  4. Yenlit says:

    Are you sure the hebrew above the heart isn’t just the name “Levi”?

  5. Tom says:

    I promise you this has been written by Uri Geller. I am the sender of this piece and it is on his Twitter Account. Did anyone get a conclusion? At the moment, all I know is that the first part can be translated as
    “Life” or “Living” or “Alive”.
    HELP!

  6. Kellen says:

    Maybe it was intentionally crude.

  7. Probably written with a bent marker…

  8. Christopher Miller says:

    To add to Judah’s hypothesis about ‘אשה': this makes sense if you assume that they copied the model, but incorrectly read the letters in left to right sequence, transposing this onto a top-down sequence (written in vertical Werbeh!) . Thus: 1 א 3 ש 2 ה becomes 1 ה 2 ש 3 א So, all the characters taken together seem to mean something like “alive – forever woman”.

  9. Daniel says:

    lukas – in what language does hasha’ mean “now”? Definitely not in Hebrew…

  10. lukas says:

    I looked it up, apparently it’s Aramaic, not Hebrew. That’s what I get for relying on memory alone…

    Anyway, shouldn’t Uri Geller know his Hebrew too well to write ishah like that?

  11. Tom says:

    Well it’s interesting, because I am actually his friend and ive been to his home. He knows I believe Michael Jackson us alive and he told me he is hiding in his pyramid, so can anyone find a link in that sense?! Don’t dismiss it because it is branded a far fetched conspiracy, there is a lot of truth in this!

    Thanks again!

  12. Tom says:

    Any more help?!

  13. Tommy says:

    If you look at the work as a whole, it has this “speed drawing” or improvised quality to it. Distorted shapes, only two colored magic markers, lips and heart not completely filled in with red, etc…in my opinion, these are just few examples as evidence for a lack of premeditation (and perhaps time) which, therefore, would standardize the expectation for this apparently mysterious Hebrew writing and word.

  14. Drabkikker says:

    @ xarxa: The word that your link refers to is חשא, pronounced khasha, with a letter khet. The letter in the drawing, however, is the (rather similar-looking) he. So the result is השא (at least reading from top to bottom), as was already pointed out.

    It is puzzling indeed that Uri Geller should write Hebrew in this crude way – and what’s more, use the printed script, not the cursive as you would a native speaker expect to do.

  15. Just a thought:

    Assuming the bottom scribble IS meant to be a hebrew א, the three letters actually represent three of the four letters found on the dreidel (the hanukah spinning top). BUT, they left out the gimmel, and replaced it with an infinity sign? I’m not sure what this means for the meaning behind the document, but it might make way for some interesting pondering?

  16. Christopher Miller says:

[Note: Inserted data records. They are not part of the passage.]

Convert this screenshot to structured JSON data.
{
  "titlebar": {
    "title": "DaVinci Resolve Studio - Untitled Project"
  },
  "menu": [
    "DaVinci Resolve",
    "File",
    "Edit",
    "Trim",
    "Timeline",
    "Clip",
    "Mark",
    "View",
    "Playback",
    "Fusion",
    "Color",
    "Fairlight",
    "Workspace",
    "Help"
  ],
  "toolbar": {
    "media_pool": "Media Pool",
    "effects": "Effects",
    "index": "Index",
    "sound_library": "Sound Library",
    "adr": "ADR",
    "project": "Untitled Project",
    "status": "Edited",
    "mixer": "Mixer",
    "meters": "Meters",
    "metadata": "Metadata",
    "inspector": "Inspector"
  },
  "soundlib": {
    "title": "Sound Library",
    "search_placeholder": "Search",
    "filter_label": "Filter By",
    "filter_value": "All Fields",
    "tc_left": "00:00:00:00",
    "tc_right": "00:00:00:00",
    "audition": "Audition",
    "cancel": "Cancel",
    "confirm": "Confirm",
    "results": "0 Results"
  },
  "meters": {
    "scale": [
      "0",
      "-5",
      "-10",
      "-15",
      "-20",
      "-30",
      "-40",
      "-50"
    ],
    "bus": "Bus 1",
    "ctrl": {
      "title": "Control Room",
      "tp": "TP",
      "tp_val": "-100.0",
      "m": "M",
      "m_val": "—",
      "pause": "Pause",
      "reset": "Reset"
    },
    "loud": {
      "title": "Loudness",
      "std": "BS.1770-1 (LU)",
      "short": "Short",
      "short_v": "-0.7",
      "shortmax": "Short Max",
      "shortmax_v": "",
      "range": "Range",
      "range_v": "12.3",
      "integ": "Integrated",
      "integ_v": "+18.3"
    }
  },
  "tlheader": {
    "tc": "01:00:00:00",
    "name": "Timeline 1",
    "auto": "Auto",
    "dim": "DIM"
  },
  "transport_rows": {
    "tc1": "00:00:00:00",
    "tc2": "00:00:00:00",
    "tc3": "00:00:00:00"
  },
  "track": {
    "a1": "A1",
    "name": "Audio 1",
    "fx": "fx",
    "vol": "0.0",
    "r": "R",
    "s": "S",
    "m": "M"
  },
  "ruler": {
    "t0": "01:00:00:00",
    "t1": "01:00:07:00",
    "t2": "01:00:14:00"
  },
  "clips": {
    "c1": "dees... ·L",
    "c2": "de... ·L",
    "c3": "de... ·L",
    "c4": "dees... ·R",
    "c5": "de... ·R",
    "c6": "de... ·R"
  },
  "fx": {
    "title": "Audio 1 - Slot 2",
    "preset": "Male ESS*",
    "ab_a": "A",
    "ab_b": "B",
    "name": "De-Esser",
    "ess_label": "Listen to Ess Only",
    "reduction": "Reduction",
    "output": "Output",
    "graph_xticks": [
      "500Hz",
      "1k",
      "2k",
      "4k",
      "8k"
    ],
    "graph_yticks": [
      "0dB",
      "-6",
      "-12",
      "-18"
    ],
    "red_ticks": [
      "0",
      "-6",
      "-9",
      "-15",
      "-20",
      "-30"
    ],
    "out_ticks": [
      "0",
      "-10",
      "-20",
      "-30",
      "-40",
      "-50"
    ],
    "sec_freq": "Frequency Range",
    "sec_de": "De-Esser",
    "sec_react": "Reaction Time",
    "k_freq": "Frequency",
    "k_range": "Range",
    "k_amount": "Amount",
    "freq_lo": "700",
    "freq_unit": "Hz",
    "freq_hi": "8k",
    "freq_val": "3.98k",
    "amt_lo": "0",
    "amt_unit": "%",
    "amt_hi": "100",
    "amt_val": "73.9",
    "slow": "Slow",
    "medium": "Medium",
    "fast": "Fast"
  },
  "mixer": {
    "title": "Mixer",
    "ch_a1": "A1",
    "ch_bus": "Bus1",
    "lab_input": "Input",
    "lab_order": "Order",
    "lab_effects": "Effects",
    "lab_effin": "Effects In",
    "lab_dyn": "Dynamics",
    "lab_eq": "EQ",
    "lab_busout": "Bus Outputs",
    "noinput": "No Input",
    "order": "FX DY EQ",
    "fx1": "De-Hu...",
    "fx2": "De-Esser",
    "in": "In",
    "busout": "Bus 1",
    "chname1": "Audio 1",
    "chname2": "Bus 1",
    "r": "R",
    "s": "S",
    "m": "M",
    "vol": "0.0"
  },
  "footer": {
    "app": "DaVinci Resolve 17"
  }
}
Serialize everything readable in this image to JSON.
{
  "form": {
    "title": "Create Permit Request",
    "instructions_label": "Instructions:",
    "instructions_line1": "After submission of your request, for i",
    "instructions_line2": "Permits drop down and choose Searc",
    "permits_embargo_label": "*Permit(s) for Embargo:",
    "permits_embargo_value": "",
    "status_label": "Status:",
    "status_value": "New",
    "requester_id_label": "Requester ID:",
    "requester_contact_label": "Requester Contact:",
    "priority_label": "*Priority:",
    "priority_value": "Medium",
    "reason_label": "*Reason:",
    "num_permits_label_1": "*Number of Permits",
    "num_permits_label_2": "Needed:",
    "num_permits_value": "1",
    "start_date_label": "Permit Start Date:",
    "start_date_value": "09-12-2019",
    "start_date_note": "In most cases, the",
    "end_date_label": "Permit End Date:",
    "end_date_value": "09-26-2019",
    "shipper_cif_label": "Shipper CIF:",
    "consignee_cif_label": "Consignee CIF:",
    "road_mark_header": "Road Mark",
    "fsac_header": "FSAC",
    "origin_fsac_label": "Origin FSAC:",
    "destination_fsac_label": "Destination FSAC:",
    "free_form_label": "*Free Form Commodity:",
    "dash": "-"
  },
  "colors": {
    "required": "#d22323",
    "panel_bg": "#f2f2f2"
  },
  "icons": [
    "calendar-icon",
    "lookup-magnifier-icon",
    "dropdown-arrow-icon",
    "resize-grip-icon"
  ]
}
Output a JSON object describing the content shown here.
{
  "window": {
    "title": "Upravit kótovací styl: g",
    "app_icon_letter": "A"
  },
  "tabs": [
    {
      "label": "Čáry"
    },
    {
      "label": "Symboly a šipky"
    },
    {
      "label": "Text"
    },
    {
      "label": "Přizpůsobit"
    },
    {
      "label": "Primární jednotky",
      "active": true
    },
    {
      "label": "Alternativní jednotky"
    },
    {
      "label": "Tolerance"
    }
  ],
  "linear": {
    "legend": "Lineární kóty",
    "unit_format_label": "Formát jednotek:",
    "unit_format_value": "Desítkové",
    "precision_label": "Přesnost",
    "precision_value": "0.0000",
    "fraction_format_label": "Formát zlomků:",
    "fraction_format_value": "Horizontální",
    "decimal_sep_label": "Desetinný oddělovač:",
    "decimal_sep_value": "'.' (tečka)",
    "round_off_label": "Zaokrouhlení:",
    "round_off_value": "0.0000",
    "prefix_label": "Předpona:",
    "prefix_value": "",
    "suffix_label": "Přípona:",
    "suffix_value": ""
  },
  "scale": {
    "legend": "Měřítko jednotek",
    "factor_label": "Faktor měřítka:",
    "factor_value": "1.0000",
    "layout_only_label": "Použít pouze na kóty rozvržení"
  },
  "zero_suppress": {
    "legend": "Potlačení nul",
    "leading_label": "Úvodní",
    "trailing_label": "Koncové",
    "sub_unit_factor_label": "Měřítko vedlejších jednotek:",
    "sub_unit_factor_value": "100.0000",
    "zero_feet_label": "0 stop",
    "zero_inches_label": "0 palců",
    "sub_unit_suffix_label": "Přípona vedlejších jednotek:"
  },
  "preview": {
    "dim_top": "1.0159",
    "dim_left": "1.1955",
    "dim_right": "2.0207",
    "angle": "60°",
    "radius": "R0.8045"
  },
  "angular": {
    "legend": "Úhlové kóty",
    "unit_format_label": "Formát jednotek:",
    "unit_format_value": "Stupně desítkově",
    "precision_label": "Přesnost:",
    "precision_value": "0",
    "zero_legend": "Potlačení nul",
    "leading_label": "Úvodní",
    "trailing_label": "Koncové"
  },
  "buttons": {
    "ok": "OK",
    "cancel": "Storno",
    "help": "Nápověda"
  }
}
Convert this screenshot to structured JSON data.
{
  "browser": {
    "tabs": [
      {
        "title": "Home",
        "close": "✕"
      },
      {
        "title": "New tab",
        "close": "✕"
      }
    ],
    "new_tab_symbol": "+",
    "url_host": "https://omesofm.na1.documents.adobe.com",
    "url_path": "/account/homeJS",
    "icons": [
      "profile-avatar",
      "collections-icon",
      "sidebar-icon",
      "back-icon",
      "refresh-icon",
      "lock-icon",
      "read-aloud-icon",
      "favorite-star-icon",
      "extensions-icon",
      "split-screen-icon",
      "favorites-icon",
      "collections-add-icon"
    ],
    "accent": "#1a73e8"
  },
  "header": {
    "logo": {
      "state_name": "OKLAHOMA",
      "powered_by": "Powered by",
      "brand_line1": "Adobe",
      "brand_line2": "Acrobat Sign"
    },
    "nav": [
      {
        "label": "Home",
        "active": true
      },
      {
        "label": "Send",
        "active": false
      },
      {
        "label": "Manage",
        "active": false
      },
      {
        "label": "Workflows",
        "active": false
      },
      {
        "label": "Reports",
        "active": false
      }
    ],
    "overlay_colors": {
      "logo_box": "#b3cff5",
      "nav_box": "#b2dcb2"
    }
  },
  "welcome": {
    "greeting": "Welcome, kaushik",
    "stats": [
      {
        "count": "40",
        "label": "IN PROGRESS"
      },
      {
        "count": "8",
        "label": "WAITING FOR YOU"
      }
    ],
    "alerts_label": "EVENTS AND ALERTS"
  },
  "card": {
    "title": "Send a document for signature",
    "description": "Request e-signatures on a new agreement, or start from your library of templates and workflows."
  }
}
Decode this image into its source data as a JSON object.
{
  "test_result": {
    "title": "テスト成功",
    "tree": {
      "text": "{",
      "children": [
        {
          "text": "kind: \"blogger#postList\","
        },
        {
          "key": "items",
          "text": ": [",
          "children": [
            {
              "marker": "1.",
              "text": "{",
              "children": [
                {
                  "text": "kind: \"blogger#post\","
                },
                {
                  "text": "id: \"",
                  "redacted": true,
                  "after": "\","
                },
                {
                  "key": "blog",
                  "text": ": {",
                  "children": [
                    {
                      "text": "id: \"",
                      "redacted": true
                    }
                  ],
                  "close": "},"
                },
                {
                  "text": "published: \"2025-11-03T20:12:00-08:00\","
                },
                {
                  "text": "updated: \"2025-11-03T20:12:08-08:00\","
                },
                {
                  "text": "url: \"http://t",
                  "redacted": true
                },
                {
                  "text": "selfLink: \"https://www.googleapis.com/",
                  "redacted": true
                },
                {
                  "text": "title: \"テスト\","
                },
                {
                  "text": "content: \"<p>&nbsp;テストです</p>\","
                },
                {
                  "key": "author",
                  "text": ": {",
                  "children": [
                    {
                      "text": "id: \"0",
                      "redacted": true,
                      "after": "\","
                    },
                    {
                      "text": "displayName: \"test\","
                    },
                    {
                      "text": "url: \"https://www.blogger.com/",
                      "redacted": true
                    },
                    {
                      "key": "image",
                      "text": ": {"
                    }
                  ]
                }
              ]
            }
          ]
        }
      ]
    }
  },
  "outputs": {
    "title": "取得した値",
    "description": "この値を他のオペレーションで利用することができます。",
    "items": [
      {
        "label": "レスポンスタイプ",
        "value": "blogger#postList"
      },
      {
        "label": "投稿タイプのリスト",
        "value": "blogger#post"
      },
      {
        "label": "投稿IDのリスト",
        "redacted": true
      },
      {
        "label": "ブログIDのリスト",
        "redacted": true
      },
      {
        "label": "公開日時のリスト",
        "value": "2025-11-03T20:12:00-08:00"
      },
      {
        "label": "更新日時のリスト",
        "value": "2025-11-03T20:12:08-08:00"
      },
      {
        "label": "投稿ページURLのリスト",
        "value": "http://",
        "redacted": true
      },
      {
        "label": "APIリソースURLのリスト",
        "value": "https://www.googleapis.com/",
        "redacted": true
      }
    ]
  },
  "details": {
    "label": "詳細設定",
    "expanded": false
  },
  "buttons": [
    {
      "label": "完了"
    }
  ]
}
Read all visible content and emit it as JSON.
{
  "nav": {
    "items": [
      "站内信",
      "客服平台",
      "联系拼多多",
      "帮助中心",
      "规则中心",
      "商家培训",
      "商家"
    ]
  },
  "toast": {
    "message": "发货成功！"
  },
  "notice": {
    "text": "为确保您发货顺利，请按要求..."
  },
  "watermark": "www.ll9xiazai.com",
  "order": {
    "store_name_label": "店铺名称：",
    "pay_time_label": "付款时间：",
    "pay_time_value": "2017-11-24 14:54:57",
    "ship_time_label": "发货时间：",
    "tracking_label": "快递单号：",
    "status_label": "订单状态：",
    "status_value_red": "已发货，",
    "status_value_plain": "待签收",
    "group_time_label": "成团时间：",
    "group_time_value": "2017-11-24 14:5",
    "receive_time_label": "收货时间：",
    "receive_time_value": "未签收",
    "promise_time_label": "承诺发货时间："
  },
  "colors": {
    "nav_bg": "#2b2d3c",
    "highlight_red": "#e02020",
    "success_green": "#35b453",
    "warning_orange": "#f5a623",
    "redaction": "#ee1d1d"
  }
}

    I took it into my head to Google up “Uri Geller art” and found a page at his website urigeller.com/art with many more of his productions. Most of them have motifs similar to this one, including hearts, face to face profiles, pyramids, disembodied eyes, infinity signs, the sequence 11:11, and various Hebrew letters, most often א ,ח and ש, put together in random orders. I suppose they have some special significance for him. That they look like “אשה” written top to bottom is likely just a fluke in this particular piece. Although the Hebrew letters in his pieces seem always to be the same block style as those here, he usually signs his name in regular Hebrew cursive letters (this is one of the rare pieces where he signs only in Latin script). However, one of his pieces on the page above has his Hebrew signature in the same kind of block letters as he usually has only in the compositions themselves.

  17. Drabkikker says:

    Might the number values of the letters play a role? Maybe some caballistic reference?
    1 א
    ה 5
    ח 8
    ש 300